UK house prices increased 0.8% in July, according to the latest Nationwide House Price Index.
The typical UK home is now worth £170,825 which is 3.9% higher than the average price in July last year – meaning July saw the strongest rate of annual price growth since three years ago (August 2010).
Commenting on the figures, Robert Gardner, Nationwide’s Chief Economist, said:
“UK house prices rose by a robust 0.8% in July, providing further evidence of an upturn in the housing market. The annual rate of house price growth increased to 3.9% in July, though this figure was boosted by the low base for comparison, as prices declined by 2.6% in July 2012.
“House prices are currently around 12% higher than the lows seen in the midst of the financial crisis, though they are still around 10% below the all time highs recorded in late 2007. Signs of a modest improvement in wider economic conditions and further modest gains in employment are likely to be lifting buyer sentiment. An improvement in the availability and a reduction in the cost of credit, partly as a result of policy measures such as the Funding for Lending and Help to Buy schemes, are also boosting the demand for homes.

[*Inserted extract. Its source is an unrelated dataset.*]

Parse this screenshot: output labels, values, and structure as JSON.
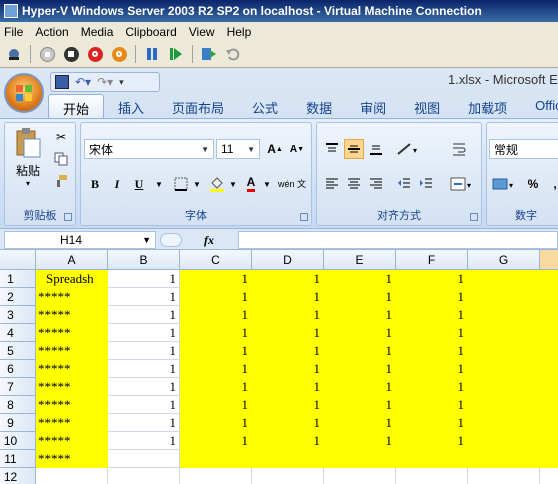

“At the same time, the supply side of the market remains fairly constrained. Building activity is still subdued – in Q1 housing completions in England were down 8% compared to the same period of 2012 and around 40% below the average number of quarterly completions in 2007. The fact that rental growth has been consistently outstripping wage growth reinforces the notion that housing more generally remains in relative short supply.”
Jonathan Hopper, managing director, property search consultants, Garrington, comments:
“We’ve seen three consecutive months of house price growth, and July was the biggest increase in any single month in 2013. The property market’s recovery is really picking up pace. Growth of less than 1% is far from the heady days of double digit monthly price rises. But this feels like a healthy recovery of a property market that was genuinely in the doldrums. London continues to operate in a stratosphere of its own, but it no longer feels like the capital is the property market’s sole prop.”